Top of PROVIDED INFORMATION

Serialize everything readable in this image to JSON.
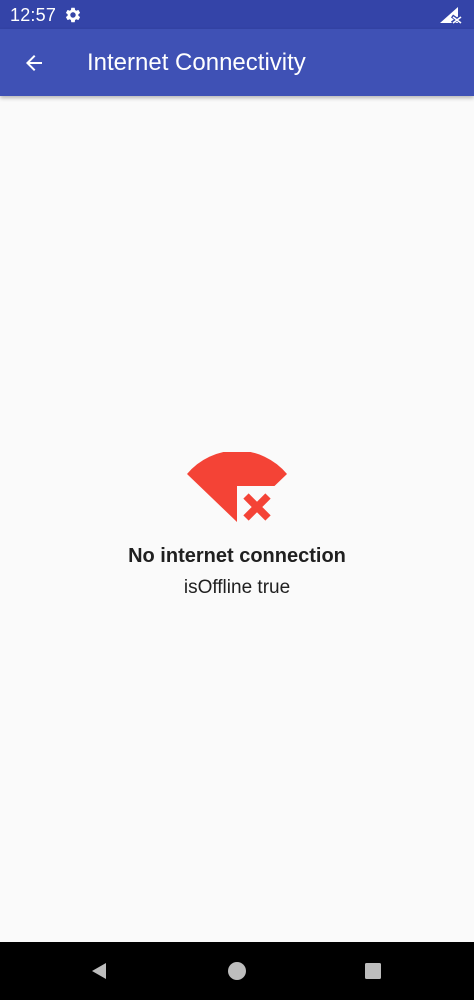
{
  "status_bar": {
    "time": "12:57",
    "icons": [
      "gear-icon",
      "signal-no-data-icon"
    ]
  },
  "app_bar": {
    "title": "Internet Connectivity",
    "back_icon": "arrow-back-icon"
  },
  "main": {
    "icon": "wifi-off-icon",
    "title": "No internet connection",
    "status": "isOffline true"
  },
  "nav_bar": {
    "icons": [
      "nav-back-icon",
      "nav-home-icon",
      "nav-recents-icon"
    ]
  },
  "colors": {
    "status_bar": "#3444a8",
    "app_bar": "#3f51b5",
    "background": "#fafafa",
    "offline_red": "#f44336",
    "text": "#202020",
    "nav_bar": "#000000"
  }
}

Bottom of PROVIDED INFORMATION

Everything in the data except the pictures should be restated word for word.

Serialize everything readable in this image to JSON.
{
  "status_bar": {
    "time": "12:57",
    "icons": [
      "gear-icon",
      "signal-no-data-icon"
    ]
  },
  "app_bar": {
    "title": "Internet Connectivity",
    "back_icon": "arrow-back-icon"
  },
  "main": {
    "icon": "wifi-off-icon",
    "title": "No internet connection",
    "status": "isOffline true"
  },
  "nav_bar": {
    "icons": [
      "nav-back-icon",
      "nav-home-icon",
      "nav-recents-icon"
    ]
  },
  "colors": {
    "status_bar": "#3444a8",
    "app_bar": "#3f51b5",
    "background": "#fafafa",
    "offline_red": "#f44336",
    "text": "#202020",
    "nav_bar": "#000000"
  }
}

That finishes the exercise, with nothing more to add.